[[ INFORMATION open ]]

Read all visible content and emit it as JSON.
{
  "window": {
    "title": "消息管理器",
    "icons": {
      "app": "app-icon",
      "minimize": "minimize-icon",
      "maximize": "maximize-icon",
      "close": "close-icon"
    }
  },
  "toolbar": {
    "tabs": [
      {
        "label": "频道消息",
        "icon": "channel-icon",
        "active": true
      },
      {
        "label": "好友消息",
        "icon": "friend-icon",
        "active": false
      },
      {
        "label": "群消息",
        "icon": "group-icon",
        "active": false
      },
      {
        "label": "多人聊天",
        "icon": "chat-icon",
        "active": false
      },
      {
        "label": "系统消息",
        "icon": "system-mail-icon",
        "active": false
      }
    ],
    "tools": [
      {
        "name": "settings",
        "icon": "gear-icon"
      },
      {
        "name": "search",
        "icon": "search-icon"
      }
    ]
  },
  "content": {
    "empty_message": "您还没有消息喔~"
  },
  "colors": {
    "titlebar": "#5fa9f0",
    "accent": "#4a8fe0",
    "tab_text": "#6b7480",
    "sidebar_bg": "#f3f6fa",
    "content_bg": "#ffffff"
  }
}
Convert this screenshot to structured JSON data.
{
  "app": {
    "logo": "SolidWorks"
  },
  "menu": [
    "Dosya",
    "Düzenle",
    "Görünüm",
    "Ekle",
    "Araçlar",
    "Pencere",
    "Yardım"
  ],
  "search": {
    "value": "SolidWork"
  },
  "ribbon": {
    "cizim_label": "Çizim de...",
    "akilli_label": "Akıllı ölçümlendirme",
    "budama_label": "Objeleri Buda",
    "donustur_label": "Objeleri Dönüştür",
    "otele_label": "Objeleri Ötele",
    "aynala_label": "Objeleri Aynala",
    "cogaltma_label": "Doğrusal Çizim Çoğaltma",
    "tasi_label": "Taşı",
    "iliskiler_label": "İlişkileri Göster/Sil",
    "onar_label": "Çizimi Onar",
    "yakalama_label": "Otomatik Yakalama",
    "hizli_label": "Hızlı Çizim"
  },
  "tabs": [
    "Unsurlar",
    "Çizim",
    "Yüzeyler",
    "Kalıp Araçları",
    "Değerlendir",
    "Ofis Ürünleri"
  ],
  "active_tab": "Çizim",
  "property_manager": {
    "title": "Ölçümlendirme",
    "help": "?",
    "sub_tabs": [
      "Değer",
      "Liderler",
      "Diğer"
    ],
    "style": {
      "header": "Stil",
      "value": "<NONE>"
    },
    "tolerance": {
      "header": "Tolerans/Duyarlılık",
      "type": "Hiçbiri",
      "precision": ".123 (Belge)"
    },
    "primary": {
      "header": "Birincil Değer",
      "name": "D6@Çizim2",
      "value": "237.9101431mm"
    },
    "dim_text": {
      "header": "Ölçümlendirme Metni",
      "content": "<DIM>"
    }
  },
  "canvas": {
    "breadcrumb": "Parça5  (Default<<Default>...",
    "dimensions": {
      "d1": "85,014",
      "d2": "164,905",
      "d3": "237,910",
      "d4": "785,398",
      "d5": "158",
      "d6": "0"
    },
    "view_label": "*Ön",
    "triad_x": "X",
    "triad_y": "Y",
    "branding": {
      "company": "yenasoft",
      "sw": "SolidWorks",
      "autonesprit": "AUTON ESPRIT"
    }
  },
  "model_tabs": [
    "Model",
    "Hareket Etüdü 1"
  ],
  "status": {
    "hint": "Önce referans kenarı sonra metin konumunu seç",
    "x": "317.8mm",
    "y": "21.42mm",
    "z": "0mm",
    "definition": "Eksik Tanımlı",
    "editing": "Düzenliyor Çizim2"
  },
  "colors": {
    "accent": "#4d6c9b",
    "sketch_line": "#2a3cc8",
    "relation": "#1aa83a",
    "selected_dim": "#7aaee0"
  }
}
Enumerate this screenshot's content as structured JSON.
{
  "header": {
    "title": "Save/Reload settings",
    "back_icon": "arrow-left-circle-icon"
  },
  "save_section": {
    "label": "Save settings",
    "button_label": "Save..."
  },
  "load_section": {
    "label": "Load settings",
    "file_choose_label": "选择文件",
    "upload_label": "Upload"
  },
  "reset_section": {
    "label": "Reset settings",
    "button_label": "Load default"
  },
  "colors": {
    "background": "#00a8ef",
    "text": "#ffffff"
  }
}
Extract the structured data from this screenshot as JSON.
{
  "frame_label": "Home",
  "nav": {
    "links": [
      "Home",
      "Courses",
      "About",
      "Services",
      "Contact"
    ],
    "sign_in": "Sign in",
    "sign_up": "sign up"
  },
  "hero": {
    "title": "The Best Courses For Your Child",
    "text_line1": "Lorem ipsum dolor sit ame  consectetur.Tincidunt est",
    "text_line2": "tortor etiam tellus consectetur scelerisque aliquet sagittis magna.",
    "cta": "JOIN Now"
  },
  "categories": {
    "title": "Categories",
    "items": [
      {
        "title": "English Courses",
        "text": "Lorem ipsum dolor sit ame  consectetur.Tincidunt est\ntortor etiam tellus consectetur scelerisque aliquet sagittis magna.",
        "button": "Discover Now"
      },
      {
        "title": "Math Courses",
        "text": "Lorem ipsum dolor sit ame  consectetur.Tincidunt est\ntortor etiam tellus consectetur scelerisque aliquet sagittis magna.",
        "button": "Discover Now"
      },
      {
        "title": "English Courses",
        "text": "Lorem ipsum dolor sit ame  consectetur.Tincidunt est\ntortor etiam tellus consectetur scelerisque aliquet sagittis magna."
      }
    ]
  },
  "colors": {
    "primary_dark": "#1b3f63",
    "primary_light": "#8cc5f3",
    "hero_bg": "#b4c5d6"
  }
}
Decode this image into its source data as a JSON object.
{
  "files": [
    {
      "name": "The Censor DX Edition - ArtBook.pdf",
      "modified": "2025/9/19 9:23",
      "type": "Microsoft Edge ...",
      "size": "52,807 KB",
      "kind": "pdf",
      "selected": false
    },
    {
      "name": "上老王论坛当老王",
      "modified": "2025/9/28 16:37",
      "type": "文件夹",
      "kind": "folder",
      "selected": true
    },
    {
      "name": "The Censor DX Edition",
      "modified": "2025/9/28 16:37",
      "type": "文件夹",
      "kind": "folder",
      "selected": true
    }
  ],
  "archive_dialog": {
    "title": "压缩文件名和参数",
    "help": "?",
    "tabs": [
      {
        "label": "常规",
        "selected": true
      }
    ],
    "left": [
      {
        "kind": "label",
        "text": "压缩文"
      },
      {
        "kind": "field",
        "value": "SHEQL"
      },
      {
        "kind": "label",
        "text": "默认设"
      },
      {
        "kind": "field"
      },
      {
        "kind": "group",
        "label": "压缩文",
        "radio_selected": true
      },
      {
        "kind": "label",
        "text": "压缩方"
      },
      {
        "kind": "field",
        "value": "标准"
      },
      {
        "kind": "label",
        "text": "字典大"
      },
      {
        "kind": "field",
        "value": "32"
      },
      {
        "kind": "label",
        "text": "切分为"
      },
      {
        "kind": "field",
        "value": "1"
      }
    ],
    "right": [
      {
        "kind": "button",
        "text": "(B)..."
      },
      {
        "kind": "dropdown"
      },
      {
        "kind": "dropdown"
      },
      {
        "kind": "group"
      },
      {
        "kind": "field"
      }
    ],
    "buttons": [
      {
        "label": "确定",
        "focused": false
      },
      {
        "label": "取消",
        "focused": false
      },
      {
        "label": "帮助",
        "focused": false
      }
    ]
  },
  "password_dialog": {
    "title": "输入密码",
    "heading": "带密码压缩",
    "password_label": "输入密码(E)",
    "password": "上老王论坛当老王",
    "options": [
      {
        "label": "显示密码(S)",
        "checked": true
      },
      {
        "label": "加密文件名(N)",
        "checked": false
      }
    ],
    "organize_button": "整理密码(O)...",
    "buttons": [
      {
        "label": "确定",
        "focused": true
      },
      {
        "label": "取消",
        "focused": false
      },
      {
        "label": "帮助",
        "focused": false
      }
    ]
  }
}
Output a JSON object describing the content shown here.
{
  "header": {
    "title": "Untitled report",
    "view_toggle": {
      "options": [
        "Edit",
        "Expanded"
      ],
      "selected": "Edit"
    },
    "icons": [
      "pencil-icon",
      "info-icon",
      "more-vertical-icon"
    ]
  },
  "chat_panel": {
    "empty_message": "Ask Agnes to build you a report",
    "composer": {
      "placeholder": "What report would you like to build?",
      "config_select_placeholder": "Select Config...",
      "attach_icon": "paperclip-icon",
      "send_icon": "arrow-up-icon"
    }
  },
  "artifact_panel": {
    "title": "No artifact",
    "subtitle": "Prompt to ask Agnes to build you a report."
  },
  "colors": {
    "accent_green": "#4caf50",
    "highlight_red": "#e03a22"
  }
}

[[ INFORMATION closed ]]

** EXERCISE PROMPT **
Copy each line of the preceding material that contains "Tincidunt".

** EXERCISE OUTPUT **
    "text_line1": "Lorem ipsum dolor sit ame  consectetur.Tincidunt est",
        "text": "Lorem ipsum dolor sit ame  consectetur.Tincidunt est\ntortor etiam tellus consectetur scelerisque aliquet sagittis magna.",
        "text": "Lorem ipsum dolor sit ame  consectetur.Tincidunt est\ntortor etiam tellus consectetur scelerisque aliquet sagittis magna.",
        "text": "Lorem ipsum dolor sit ame  consectetur.Tincidunt est\ntortor etiam tellus consectetur scelerisque aliquet sagittis magna."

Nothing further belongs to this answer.